Simon Beckett
Whispers of the Dead
Leichenblässe (Pale as a corpse)
   [what's wrong with Das Flüstern der Toten?]

Carlos Ruiz Zafón
El juego del Ángel
Das Spiel des Engels (The angel's game)
   [honorable exception]

Alan Bennett
An Uncommon Reader
Die souveräne Leserin (The sovereign reader [female])
   [Pretty clever, honorable exception. I've read the original. It's good, funny Bennett]

Charlotte Roche
Feuchtgebiete (Wetlands)
   [honorable exception. Roche is a very clever woman. She probably did the English version herself]
   Here is a description at Amazon:

With her jaunty dissection of the sex life and the private grooming habits of the novel's 18-year-old narrator, Helen Memel, Charlotte Roche has turned the previously unspeakable into the national conversation in Germany. Since its debut in February, the novel ("Feuchtgebiete," in German) has sold more than 680,000 copies, and is the biggest selling book on Amazon anywhere in the world. The book is a headlong dash through every crevice and byproduct, physical and psychological, of its narrator's body and mind. It is difficult to overstate the raunchiness of the novel. Wetlands opens in a hospital room after an intimate shaving accident. It gives a detailed topography of Helen's hemorrhoids, continues into the subject of anal intercourse and only gains momentum from there, eventually reaching avocado pits as objects of female sexual satisfaction and - here is where the debate kicks in - just possibly female empowerment. Clearly the novel has struck a nerve, catching a wave of popular interest in renewing the debate over women's roles and image in society.

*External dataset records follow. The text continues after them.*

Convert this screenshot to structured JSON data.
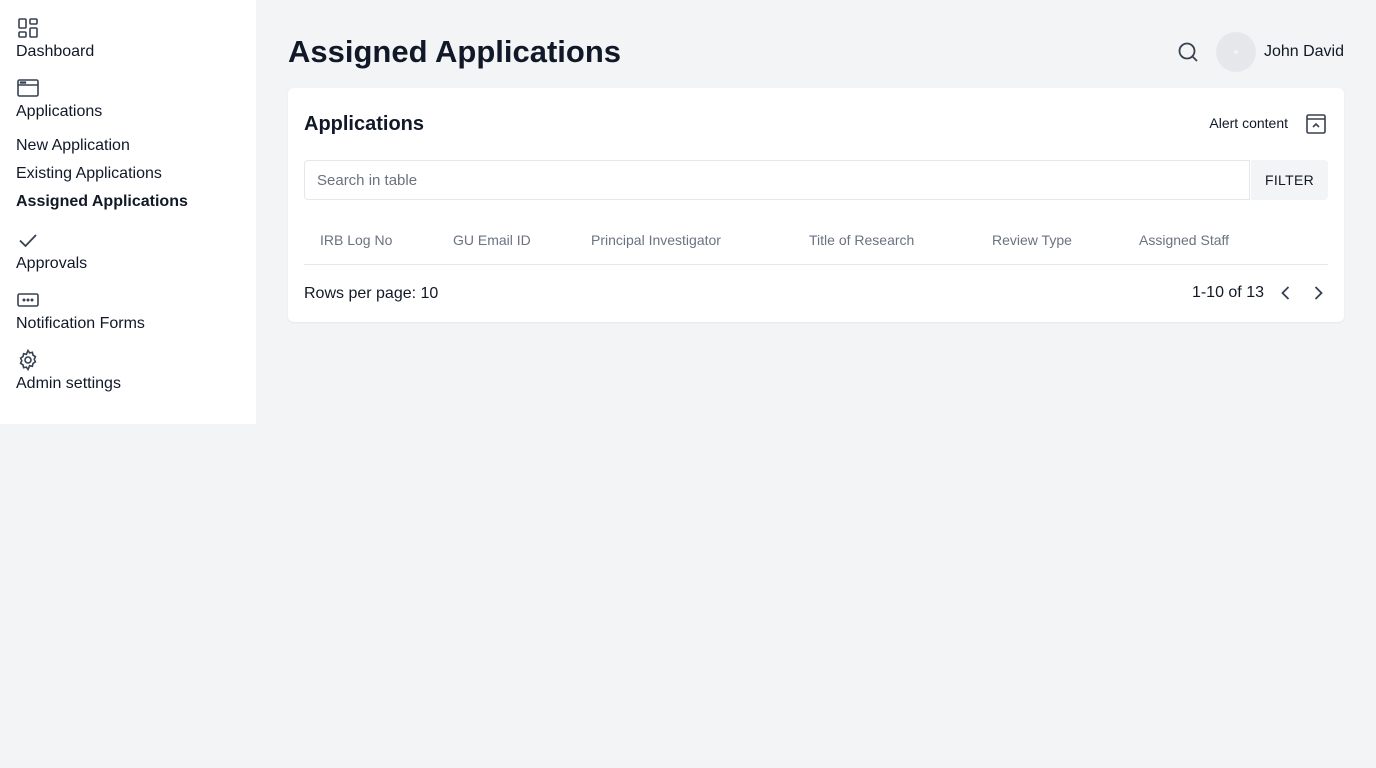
{
  "page": {
    "title": "Assigned Applications"
  },
  "header": {
    "user_name": "John David"
  },
  "sidebar": {
    "dashboard": {
      "label": "Dashboard",
      "icon": "dashboard-icon"
    },
    "applications": {
      "label": "Applications",
      "icon": "window-icon",
      "items": [
        {
          "label": "New Application"
        },
        {
          "label": "Existing Applications"
        },
        {
          "label": "Assigned Applications"
        }
      ]
    },
    "approvals": {
      "label": "Approvals",
      "icon": "check-icon"
    },
    "notification_forms": {
      "label": "Notification Forms",
      "icon": "form-icon"
    },
    "admin_settings": {
      "label": "Admin settings",
      "icon": "gear-icon"
    }
  },
  "card": {
    "title": "Applications",
    "alert_link": "Alert content",
    "search_placeholder": "Search in table",
    "filter_label": "FILTER",
    "columns": [
      "IRB Log No",
      "GU Email ID",
      "Principal Investigator",
      "Title of Research",
      "Review Type",
      "Assigned Staff"
    ],
    "rows_per_page": "Rows per page: 10",
    "page_range": "1-10 of 13"
  }
}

AJP CROWN said...

(Charlotte Roche) probably did the English version herself
I'm sure. Her English is equal to her German.

The sovereign reader [female] Pretty clever Clever, but not very Bennett-like, I'd say. Talking of translating film titles, did you hear that when they turned Alan Bennett's play "The Madness of George III" into a film they called it "The Madness of King George", so that the US market wouldn't think it was the second sequel?

Stuart Clayton said...

You're right, "The sovereign reader" would be too flat for Bennett, but I still think Die souveräne Leserin is pretty clever for German.

In today's non-monarchical Germany, souverän in ordinary (elevated) speech has no active association with the historical figure of der Souverän (the Sovereign). As adjective or adverb, souverän just means "very confident(ly)", i.e. having things under control in a superior but non-condescending way. I couldn't think of an equivalent word or expression in English, so my translation "sovereign reader" is pretty misleading. I also couldn't think of a German standing expression like "Common Reader" (itself old-fashioned) where one could play on the adjective (common -> uncommon) and where the noun means "a person who reads" and "a book with a selection of good reads" ["reads": yet another pun in English!]

Stuart Clayton said...

"Common Reader", a selection of reads for the general public, would be the old-fashioned Volkslesebuch, which is not a third-reichy thing per se but might be taken to be one by many people. In any case, it sounds like a book confected by pedagogues to amuse and instruct simple folks with approved content.

Germans are accustomed to be addressed as die Öffentlichkeit (the general public) or das Publikum (audience)[but not with the Pope or a very high muck-a-muck, that's die Audienz]

Stuart Clayton said...

The Spanish title of Saramago's novel was Ensayo sobre la ceguera of course, not "sobre la ciega".

AJP CROWN said...

Yes, you're right that souverän sounds appropriate, then. The thing about Alan Bennett, and I think it's one reason why he's SO popular in England, is that he utilizes his upbringing and the experiences and shibboleths that ANY son of a Leeds tradesman, who had grown up in the '50s, would be able to recreate -- and put double-meanings to, were they as clever and singular as Bennett. That's untranslatable.